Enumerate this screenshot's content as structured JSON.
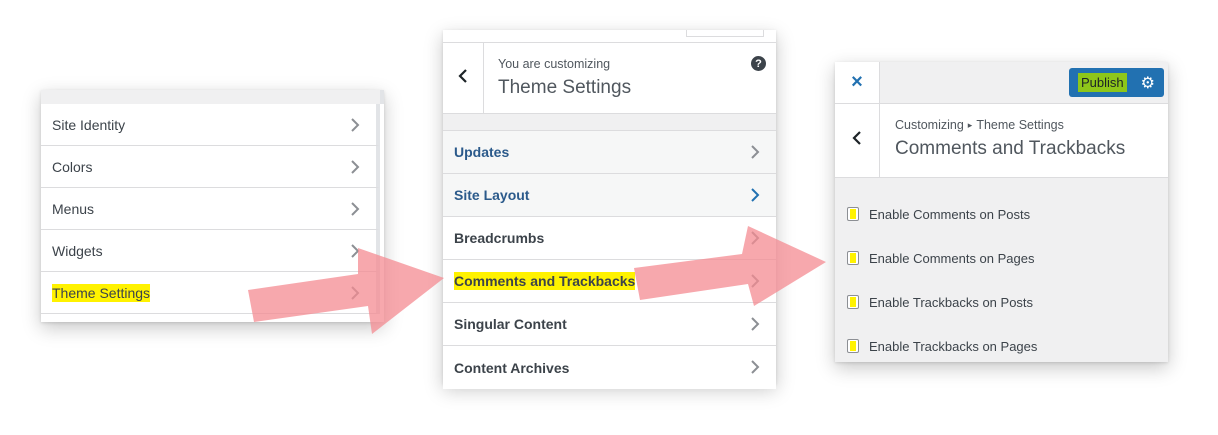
{
  "panel1": {
    "items": [
      {
        "label": "Site Identity"
      },
      {
        "label": "Colors"
      },
      {
        "label": "Menus"
      },
      {
        "label": "Widgets"
      },
      {
        "label": "Theme Settings",
        "highlighted": true
      }
    ]
  },
  "panel2": {
    "header": {
      "subtitle": "You are customizing",
      "title": "Theme Settings",
      "help_icon": "?"
    },
    "items": [
      {
        "label": "Updates"
      },
      {
        "label": "Site Layout"
      },
      {
        "label": "Breadcrumbs"
      },
      {
        "label": "Comments and Trackbacks",
        "highlighted": true
      },
      {
        "label": "Singular Content"
      },
      {
        "label": "Content Archives"
      }
    ]
  },
  "panel3": {
    "close_icon": "×",
    "publish_label": "Publish",
    "gear_icon": "⚙",
    "breadcrumb": {
      "root": "Customizing",
      "separator": "▸",
      "parent": "Theme Settings"
    },
    "title": "Comments and Trackbacks",
    "options": [
      {
        "label": "Enable Comments on Posts",
        "checked": false
      },
      {
        "label": "Enable Comments on Pages",
        "checked": false
      },
      {
        "label": "Enable Trackbacks on Posts",
        "checked": false
      },
      {
        "label": "Enable Trackbacks on Pages",
        "checked": false
      }
    ]
  },
  "colors": {
    "highlight": "#fff200",
    "publish_green": "#8ec61a",
    "wp_blue": "#2271b1",
    "link_blue": "#2b5a8b",
    "arrow_pink": "#f59a9f"
  }
}
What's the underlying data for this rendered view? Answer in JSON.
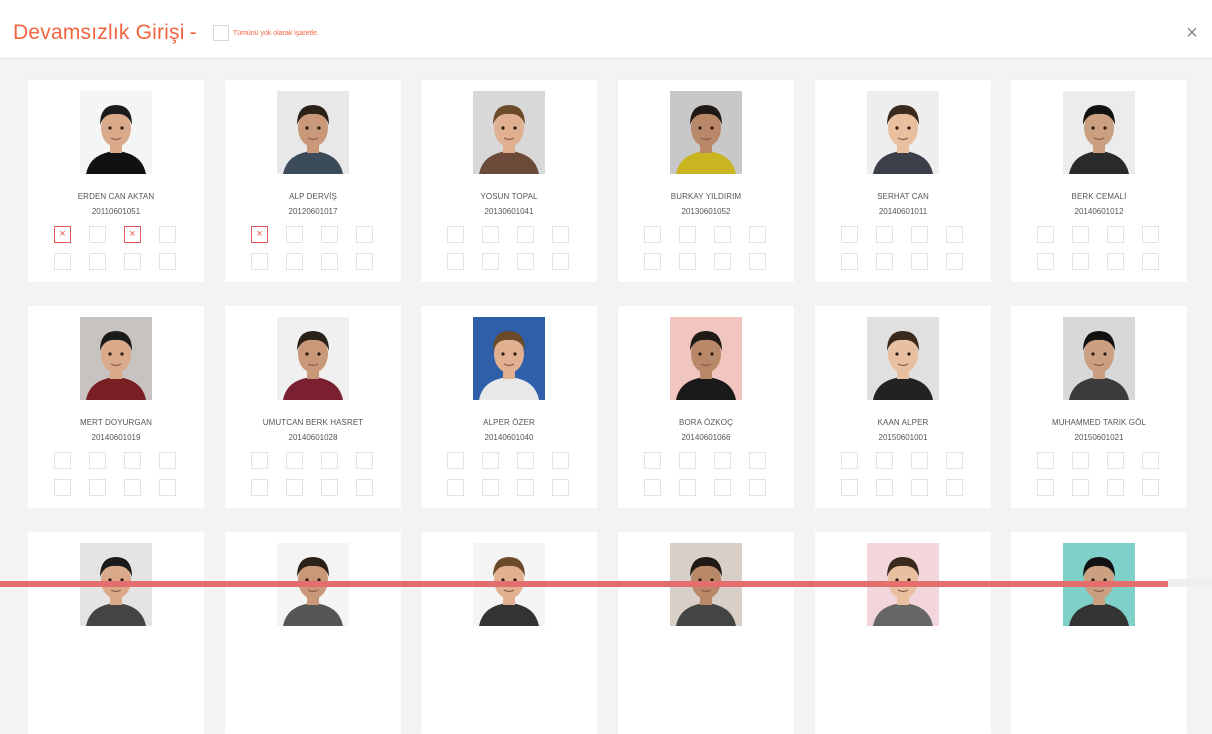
{
  "header": {
    "title": "Devamsızlık Girişi",
    "title_dash": "-",
    "mark_all_label": "Tümünü yok olarak işaretle.",
    "close_symbol": "×"
  },
  "colors": {
    "accent": "#f26440",
    "absent_mark": "#e25a5a",
    "bottom_bar": "#e46d6d"
  },
  "students": [
    {
      "name": "ERDEN CAN AKTAN",
      "number": "20110601051",
      "marks": [
        "x",
        "",
        "x",
        "",
        "",
        "",
        "",
        ""
      ]
    },
    {
      "name": "ALP DERVİŞ",
      "number": "20120601017",
      "marks": [
        "x",
        "",
        "",
        "",
        "",
        "",
        "",
        ""
      ]
    },
    {
      "name": "YOSUN TOPAL",
      "number": "20130601041",
      "marks": [
        "",
        "",
        "",
        "",
        "",
        "",
        "",
        ""
      ]
    },
    {
      "name": "BURKAY YILDIRIM",
      "number": "20130601052",
      "marks": [
        "",
        "",
        "",
        "",
        "",
        "",
        "",
        ""
      ]
    },
    {
      "name": "SERHAT CAN",
      "number": "20140601011",
      "marks": [
        "",
        "",
        "",
        "",
        "",
        "",
        "",
        ""
      ]
    },
    {
      "name": "BERK CEMALİ",
      "number": "20140601012",
      "marks": [
        "",
        "",
        "",
        "",
        "",
        "",
        "",
        ""
      ]
    },
    {
      "name": "MERT DOYURGAN",
      "number": "20140601019",
      "marks": [
        "",
        "",
        "",
        "",
        "",
        "",
        "",
        ""
      ]
    },
    {
      "name": "UMUTCAN BERK HASRET",
      "number": "20140601028",
      "marks": [
        "",
        "",
        "",
        "",
        "",
        "",
        "",
        ""
      ]
    },
    {
      "name": "ALPER ÖZER",
      "number": "20140601040",
      "marks": [
        "",
        "",
        "",
        "",
        "",
        "",
        "",
        ""
      ]
    },
    {
      "name": "BORA ÖZKOÇ",
      "number": "20140601066",
      "marks": [
        "",
        "",
        "",
        "",
        "",
        "",
        "",
        ""
      ]
    },
    {
      "name": "KAAN ALPER",
      "number": "20150601001",
      "marks": [
        "",
        "",
        "",
        "",
        "",
        "",
        "",
        ""
      ]
    },
    {
      "name": "MUHAMMED TARIK GÖL",
      "number": "20150601021",
      "marks": [
        "",
        "",
        "",
        "",
        "",
        "",
        "",
        ""
      ]
    },
    {
      "name": "",
      "number": "",
      "marks": []
    },
    {
      "name": "",
      "number": "",
      "marks": []
    },
    {
      "name": "",
      "number": "",
      "marks": []
    },
    {
      "name": "",
      "number": "",
      "marks": []
    },
    {
      "name": "",
      "number": "",
      "marks": []
    },
    {
      "name": "",
      "number": "",
      "marks": []
    }
  ]
}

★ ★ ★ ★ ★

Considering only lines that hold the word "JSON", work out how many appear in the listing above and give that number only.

* **Solution to the problem**
2